+++ Data listing +++

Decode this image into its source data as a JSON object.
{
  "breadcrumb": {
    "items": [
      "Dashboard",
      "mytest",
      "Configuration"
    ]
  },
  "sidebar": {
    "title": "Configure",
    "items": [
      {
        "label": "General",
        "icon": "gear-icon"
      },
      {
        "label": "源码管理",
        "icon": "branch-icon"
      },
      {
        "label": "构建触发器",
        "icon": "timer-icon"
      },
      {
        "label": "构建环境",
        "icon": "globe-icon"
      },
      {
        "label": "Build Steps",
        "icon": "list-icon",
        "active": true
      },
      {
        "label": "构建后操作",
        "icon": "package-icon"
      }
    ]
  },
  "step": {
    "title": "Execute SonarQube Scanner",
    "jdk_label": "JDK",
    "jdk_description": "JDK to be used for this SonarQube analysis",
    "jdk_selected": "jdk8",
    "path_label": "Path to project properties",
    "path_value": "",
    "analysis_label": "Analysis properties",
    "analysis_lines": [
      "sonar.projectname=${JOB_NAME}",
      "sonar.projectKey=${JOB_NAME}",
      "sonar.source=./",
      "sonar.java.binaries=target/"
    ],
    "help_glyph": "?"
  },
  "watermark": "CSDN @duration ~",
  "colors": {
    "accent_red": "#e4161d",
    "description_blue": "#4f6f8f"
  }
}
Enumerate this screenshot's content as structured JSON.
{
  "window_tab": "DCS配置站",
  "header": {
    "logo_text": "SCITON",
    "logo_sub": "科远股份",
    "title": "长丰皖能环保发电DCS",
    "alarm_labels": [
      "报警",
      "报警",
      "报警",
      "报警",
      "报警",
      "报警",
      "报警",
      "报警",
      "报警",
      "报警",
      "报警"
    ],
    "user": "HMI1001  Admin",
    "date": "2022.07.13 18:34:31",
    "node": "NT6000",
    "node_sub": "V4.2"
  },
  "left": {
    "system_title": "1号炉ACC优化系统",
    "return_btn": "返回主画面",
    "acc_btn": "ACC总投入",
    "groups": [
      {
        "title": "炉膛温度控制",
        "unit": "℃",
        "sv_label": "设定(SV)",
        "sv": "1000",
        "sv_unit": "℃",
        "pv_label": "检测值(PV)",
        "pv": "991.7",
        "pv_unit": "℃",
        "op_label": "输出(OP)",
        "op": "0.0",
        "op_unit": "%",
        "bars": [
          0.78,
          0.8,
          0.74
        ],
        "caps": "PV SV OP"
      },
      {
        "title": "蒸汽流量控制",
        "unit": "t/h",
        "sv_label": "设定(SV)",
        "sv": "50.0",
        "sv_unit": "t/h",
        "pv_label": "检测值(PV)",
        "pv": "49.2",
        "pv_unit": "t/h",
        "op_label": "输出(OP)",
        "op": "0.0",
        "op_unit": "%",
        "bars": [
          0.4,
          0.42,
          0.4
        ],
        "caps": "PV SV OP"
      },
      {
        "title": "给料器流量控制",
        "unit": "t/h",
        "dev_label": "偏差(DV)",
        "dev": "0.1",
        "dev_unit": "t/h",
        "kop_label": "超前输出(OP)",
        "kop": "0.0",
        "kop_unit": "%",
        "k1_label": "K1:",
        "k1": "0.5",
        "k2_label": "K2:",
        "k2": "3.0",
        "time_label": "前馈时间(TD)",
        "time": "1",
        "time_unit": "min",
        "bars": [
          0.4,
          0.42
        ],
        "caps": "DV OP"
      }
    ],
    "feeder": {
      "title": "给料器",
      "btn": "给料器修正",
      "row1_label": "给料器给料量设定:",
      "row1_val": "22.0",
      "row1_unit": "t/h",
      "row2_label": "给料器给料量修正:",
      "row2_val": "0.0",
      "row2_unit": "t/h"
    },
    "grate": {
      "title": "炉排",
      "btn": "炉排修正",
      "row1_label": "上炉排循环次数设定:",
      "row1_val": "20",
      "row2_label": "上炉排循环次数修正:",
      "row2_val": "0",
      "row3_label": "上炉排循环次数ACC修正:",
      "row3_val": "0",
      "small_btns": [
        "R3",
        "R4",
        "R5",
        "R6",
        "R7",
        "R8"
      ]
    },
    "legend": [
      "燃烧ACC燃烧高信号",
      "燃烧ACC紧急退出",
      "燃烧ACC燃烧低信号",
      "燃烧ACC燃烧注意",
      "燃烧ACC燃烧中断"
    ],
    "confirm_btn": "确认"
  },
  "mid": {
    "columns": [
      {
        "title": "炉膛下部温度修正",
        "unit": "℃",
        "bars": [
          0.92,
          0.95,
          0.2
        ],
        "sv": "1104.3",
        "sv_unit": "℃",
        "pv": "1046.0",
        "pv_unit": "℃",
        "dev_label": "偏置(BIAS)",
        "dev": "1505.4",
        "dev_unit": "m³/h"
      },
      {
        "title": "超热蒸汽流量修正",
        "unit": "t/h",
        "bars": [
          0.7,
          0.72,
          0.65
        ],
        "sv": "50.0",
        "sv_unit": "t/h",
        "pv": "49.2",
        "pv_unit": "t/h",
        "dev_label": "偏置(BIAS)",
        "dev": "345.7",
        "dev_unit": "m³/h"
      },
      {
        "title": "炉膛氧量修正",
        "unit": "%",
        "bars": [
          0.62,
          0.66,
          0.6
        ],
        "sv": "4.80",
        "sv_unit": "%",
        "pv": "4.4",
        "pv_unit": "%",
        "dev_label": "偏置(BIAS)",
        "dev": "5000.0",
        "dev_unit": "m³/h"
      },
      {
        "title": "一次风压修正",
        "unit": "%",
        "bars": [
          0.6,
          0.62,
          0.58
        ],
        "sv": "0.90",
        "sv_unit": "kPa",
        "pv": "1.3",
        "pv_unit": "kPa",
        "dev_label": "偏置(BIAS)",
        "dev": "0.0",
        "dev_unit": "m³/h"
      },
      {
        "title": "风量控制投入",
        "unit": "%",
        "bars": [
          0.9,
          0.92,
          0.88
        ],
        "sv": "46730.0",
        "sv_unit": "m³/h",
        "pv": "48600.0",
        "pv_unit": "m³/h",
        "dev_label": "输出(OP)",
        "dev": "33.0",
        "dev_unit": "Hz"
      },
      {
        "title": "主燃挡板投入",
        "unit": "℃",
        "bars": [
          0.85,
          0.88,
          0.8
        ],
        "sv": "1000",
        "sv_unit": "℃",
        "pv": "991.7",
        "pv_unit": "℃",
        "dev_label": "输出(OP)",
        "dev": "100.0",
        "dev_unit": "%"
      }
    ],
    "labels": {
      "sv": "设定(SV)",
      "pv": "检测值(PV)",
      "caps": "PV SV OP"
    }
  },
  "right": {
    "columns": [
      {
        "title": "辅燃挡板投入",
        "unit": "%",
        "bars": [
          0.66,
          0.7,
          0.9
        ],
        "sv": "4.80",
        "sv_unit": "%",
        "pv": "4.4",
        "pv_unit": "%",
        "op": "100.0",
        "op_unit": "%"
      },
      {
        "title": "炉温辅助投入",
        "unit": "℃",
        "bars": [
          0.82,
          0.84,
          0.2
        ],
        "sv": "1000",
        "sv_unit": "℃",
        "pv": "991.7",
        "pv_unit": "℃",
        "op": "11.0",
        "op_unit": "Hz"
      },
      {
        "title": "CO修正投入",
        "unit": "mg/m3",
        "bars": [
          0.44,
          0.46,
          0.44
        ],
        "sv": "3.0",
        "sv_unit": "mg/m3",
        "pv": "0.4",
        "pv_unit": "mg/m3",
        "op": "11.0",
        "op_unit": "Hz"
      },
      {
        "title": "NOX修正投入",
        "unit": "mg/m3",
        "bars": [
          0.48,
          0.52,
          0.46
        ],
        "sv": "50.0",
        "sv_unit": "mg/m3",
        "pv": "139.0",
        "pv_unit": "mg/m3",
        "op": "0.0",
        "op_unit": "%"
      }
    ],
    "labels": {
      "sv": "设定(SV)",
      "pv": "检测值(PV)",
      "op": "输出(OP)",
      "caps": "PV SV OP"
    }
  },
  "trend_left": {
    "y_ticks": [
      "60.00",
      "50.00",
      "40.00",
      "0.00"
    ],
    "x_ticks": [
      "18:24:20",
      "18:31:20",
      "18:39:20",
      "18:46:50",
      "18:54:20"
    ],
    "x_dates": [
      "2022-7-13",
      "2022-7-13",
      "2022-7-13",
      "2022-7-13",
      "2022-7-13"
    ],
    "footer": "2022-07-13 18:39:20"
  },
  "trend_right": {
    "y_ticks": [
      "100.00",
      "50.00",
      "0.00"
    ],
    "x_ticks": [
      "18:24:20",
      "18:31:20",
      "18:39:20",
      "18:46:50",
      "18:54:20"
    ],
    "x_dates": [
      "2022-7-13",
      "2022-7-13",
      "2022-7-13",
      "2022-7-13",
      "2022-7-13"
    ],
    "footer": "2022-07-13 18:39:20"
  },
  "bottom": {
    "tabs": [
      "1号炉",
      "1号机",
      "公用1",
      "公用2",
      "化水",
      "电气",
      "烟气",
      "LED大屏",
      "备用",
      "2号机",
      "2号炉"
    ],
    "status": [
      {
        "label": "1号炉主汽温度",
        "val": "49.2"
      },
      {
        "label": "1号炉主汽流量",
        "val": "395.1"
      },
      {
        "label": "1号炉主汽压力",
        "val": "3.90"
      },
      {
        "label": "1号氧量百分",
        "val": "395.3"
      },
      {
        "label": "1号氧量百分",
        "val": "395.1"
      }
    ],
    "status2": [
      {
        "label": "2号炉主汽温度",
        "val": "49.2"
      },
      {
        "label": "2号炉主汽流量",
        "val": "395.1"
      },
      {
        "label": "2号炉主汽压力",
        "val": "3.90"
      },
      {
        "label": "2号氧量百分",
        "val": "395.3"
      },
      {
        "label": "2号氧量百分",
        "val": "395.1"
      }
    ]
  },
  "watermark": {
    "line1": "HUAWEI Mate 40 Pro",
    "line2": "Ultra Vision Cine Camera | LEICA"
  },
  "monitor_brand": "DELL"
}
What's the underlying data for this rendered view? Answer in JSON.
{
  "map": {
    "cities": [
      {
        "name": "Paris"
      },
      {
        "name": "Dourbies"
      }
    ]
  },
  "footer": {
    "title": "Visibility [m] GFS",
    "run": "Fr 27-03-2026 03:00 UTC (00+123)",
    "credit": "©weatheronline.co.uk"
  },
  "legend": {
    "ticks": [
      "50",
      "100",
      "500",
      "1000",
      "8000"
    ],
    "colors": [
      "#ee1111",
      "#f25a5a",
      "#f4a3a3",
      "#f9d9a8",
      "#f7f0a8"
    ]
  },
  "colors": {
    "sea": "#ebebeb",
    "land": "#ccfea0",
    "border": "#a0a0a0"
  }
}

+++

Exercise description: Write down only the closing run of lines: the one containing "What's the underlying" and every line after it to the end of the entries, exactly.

Written response:
What's the underlying data for this rendered view? Answer in JSON.
{
  "map": {
    "cities": [
      {
        "name": "Paris"
      },
      {
        "name": "Dourbies"
      }
    ]
  },
  "footer": {
    "title": "Visibility [m] GFS",
    "run": "Fr 27-03-2026 03:00 UTC (00+123)",
    "credit": "©weatheronline.co.uk"
  },
  "legend": {
    "ticks": [
      "50",
      "100",
      "500",
      "1000",
      "8000"
    ],
    "colors": [
      "#ee1111",
      "#f25a5a",
      "#f4a3a3",
      "#f9d9a8",
      "#f7f0a8"
    ]
  },
  "colors": {
    "sea": "#ebebeb",
    "land": "#ccfea0",
    "border": "#a0a0a0"
  }
}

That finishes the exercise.